Would you please copy each line below that includes the string "interface"?
━━ MATERIALS PROVIDED ━━
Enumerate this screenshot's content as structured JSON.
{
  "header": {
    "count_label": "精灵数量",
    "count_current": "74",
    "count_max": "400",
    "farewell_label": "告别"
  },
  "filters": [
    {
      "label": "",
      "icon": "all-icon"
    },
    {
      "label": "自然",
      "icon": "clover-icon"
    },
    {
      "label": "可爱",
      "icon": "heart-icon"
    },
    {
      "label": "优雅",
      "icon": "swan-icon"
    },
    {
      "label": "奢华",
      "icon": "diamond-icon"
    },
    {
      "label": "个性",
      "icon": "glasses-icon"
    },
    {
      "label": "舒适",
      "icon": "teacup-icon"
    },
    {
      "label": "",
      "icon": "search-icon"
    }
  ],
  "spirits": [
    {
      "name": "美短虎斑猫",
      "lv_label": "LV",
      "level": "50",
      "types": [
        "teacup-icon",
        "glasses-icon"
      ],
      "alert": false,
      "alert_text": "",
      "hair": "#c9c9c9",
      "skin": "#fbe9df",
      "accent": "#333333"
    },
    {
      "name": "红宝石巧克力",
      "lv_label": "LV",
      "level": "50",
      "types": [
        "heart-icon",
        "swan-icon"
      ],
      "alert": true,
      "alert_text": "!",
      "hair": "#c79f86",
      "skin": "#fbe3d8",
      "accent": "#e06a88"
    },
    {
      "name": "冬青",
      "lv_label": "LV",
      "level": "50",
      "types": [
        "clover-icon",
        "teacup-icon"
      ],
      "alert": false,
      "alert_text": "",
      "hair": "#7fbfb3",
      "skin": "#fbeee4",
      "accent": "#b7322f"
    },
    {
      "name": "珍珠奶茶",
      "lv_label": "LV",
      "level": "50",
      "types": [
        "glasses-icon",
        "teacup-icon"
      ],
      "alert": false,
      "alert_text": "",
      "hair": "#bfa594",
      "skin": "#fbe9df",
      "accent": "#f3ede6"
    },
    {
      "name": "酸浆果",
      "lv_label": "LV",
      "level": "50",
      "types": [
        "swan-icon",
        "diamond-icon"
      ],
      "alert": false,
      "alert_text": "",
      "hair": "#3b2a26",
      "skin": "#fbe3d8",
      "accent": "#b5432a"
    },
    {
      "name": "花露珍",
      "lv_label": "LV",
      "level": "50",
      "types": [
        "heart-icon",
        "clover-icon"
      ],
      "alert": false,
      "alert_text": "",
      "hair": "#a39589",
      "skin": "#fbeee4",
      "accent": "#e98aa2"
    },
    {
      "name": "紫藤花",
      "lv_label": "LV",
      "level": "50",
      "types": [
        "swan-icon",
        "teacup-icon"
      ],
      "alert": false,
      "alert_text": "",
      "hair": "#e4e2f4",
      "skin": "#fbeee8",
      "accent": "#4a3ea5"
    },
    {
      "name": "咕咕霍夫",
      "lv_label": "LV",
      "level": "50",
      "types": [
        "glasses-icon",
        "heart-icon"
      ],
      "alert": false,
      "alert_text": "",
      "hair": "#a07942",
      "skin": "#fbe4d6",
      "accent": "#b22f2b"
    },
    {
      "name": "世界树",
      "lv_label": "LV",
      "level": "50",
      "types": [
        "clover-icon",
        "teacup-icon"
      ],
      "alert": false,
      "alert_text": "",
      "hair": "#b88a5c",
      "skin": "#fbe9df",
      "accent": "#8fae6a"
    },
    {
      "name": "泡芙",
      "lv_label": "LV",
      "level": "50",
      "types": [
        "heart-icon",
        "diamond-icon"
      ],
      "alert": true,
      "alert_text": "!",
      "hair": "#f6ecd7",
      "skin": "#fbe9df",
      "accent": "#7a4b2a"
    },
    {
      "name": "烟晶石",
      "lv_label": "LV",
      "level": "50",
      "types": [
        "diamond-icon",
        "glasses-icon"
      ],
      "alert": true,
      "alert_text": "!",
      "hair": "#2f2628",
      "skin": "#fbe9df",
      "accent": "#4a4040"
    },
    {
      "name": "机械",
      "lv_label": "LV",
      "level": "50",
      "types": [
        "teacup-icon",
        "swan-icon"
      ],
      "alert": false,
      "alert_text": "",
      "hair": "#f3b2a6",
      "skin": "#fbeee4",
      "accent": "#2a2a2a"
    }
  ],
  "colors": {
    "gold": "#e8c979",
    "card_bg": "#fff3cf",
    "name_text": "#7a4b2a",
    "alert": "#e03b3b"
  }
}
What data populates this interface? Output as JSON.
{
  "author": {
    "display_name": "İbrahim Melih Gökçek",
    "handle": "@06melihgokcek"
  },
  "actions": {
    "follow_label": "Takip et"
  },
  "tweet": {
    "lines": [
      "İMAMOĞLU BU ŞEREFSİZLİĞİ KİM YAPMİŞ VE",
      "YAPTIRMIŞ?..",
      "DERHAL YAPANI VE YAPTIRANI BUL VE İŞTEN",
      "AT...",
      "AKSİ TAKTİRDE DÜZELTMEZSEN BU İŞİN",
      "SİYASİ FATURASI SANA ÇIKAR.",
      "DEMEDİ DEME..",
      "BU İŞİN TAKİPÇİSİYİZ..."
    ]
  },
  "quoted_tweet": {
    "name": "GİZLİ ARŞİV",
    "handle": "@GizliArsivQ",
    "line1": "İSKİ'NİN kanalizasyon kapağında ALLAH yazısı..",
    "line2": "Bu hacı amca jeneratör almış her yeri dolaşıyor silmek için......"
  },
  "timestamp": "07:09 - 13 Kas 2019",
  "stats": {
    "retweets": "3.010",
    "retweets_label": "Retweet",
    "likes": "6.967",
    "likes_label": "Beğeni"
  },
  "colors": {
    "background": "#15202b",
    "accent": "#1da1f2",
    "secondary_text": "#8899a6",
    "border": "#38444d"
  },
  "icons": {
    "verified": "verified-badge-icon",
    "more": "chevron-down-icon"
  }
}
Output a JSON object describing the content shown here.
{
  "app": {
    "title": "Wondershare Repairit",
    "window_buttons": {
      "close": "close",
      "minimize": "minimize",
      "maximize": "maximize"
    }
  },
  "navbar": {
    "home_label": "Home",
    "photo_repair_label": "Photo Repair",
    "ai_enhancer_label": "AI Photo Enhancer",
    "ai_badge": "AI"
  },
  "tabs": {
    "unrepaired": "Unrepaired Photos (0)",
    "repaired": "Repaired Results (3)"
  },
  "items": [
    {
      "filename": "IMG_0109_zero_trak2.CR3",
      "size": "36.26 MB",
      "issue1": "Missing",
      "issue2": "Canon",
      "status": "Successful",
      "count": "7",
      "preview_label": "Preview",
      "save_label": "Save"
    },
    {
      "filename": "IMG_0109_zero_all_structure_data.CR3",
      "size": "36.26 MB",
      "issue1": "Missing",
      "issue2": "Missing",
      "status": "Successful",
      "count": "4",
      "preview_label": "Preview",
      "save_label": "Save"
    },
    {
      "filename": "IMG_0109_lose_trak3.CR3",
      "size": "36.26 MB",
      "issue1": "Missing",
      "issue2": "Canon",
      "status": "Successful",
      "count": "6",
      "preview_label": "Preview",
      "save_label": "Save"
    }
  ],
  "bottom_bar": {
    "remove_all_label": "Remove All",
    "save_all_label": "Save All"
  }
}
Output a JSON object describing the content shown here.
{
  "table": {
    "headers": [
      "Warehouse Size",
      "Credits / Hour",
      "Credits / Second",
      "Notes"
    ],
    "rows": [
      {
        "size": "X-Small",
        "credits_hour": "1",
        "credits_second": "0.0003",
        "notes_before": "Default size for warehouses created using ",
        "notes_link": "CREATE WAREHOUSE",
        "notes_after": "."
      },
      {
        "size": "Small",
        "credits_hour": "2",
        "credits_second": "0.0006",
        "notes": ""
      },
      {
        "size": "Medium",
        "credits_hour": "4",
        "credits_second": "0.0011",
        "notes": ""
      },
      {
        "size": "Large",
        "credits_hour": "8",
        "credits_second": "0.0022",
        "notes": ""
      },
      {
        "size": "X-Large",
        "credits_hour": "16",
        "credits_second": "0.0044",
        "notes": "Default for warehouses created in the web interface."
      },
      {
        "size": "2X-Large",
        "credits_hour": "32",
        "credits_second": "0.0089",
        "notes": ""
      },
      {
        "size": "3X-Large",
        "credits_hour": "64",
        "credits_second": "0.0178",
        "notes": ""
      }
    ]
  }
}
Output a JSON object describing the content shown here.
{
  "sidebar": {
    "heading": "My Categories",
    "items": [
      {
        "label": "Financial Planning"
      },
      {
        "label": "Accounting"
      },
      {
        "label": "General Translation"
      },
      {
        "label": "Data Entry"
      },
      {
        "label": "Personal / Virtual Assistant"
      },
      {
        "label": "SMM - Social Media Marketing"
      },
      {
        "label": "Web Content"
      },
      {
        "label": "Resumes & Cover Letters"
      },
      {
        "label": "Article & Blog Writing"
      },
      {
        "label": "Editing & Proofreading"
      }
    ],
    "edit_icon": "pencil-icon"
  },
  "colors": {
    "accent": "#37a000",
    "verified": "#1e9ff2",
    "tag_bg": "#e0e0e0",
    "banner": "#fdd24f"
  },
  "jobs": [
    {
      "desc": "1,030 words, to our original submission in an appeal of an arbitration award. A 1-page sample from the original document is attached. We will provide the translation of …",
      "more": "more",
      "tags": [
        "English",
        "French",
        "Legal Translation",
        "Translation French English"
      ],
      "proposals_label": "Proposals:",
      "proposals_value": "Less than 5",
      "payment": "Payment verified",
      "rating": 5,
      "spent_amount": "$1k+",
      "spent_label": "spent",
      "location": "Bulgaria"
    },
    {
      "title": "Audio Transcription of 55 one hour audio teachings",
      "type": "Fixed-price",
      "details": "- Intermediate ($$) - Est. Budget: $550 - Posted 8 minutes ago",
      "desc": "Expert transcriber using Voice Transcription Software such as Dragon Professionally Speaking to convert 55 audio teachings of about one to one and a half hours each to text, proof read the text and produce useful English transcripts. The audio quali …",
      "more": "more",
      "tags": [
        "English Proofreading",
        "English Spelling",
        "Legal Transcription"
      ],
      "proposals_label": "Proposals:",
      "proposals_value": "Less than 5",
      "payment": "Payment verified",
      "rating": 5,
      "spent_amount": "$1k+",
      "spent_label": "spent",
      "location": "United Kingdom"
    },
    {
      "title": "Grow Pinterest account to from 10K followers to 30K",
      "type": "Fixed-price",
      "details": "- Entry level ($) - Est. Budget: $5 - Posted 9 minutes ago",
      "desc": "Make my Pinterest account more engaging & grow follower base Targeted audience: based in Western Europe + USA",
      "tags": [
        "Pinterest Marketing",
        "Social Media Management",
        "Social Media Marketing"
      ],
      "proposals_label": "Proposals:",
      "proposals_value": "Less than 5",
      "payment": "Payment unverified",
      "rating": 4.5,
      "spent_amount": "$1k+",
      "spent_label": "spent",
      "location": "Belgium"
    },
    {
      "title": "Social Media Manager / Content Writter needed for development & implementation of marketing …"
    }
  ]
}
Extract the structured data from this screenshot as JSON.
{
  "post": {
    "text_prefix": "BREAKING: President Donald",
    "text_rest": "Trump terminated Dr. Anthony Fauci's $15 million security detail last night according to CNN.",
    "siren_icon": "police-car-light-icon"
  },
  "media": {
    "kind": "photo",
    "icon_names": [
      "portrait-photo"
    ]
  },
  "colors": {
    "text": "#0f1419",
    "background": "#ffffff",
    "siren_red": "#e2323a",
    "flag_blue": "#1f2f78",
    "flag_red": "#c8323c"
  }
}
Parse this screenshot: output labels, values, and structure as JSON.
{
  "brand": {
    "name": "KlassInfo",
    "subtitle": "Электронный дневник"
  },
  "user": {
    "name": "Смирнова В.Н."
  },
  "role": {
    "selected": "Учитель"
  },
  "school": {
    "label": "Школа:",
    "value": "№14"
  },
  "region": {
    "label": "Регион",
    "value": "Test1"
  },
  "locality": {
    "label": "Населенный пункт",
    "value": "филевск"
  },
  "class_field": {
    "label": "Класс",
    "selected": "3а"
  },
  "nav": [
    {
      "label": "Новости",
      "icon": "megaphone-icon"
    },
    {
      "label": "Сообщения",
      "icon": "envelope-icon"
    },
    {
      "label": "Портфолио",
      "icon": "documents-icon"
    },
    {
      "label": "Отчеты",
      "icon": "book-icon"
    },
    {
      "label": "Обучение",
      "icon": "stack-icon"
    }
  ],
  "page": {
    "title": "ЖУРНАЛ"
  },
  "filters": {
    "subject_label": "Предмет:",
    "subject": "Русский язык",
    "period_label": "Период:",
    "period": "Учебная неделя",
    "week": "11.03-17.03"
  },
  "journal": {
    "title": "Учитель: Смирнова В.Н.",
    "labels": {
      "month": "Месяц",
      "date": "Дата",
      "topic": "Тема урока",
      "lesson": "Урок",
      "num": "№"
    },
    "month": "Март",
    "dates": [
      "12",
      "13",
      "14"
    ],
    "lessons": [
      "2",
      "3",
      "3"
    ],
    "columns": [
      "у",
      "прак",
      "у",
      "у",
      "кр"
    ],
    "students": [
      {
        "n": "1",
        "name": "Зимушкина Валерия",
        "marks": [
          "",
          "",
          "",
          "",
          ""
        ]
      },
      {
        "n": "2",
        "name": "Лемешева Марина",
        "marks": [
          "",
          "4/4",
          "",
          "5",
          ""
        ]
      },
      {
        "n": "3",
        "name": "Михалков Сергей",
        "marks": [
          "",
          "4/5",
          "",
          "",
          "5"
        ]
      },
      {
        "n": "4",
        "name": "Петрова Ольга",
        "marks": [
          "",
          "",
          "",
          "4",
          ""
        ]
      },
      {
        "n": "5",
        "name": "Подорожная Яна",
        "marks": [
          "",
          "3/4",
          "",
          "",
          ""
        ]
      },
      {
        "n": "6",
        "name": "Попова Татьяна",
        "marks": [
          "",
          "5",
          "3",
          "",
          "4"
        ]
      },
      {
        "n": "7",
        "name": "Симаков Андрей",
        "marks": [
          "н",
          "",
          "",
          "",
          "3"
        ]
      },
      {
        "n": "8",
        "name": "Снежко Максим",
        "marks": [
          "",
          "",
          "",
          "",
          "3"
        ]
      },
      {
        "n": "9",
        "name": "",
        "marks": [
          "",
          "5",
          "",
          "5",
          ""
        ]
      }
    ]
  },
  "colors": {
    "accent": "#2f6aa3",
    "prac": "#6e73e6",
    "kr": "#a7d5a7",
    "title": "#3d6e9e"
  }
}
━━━
## [REPLY]
What data populates this interface? Output as JSON.
        "notes": "Default for warehouses created in the web interface."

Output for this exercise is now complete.